• RECORDED DATA:

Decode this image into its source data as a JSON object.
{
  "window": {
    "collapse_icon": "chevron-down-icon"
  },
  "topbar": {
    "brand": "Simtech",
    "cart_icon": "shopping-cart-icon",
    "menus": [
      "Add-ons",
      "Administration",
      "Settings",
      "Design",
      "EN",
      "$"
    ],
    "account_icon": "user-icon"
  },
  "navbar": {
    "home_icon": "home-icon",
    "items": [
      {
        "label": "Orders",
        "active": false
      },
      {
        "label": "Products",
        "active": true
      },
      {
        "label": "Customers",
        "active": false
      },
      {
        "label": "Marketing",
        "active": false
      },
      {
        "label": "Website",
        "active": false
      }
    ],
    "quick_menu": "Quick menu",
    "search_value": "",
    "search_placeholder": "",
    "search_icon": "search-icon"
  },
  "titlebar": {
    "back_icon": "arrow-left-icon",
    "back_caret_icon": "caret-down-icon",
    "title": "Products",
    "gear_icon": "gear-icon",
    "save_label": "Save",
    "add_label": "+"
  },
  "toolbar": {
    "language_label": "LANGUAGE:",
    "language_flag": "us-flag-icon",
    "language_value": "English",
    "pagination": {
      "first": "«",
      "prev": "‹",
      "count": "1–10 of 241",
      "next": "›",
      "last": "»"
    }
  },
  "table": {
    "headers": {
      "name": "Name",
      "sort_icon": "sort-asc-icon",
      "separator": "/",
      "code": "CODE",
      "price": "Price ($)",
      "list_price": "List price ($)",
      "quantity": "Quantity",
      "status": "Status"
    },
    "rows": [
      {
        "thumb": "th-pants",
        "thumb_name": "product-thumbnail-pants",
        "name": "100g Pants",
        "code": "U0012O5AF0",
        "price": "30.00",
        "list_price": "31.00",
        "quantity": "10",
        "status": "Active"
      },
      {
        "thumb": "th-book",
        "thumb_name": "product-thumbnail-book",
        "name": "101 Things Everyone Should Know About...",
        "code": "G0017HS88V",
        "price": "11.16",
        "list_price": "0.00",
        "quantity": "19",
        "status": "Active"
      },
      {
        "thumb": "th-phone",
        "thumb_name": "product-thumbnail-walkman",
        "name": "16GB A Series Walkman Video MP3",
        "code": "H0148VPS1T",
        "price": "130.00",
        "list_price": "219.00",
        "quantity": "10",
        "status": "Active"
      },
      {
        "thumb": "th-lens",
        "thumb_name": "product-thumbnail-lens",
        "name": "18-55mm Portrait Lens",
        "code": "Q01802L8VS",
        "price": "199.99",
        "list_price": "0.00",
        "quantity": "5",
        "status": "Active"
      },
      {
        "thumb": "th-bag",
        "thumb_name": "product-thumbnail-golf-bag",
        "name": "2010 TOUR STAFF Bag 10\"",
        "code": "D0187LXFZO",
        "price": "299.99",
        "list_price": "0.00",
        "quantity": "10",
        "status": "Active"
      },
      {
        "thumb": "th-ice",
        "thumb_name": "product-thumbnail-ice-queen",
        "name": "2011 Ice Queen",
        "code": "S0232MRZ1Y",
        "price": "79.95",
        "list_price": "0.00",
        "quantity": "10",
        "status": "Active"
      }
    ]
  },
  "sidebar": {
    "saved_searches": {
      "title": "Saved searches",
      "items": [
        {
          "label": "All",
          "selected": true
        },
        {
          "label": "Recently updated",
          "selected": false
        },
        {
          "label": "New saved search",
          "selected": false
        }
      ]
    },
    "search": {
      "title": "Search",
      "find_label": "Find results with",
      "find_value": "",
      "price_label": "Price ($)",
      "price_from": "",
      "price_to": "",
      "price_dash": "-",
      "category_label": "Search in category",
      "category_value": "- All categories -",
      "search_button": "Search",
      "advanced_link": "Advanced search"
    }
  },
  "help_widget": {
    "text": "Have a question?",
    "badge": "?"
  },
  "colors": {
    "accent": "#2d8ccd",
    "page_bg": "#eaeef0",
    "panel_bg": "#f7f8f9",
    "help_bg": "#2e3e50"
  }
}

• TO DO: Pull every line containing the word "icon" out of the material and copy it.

• RESPONSE:
    "collapse_icon": "chevron-down-icon"
    "cart_icon": "shopping-cart-icon",
    "account_icon": "user-icon"
    "home_icon": "home-icon",
    "search_icon": "search-icon"
    "back_icon": "arrow-left-icon",
    "back_caret_icon": "caret-down-icon",
    "gear_icon": "gear-icon",
    "language_flag": "us-flag-icon",
      "sort_icon": "sort-asc-icon",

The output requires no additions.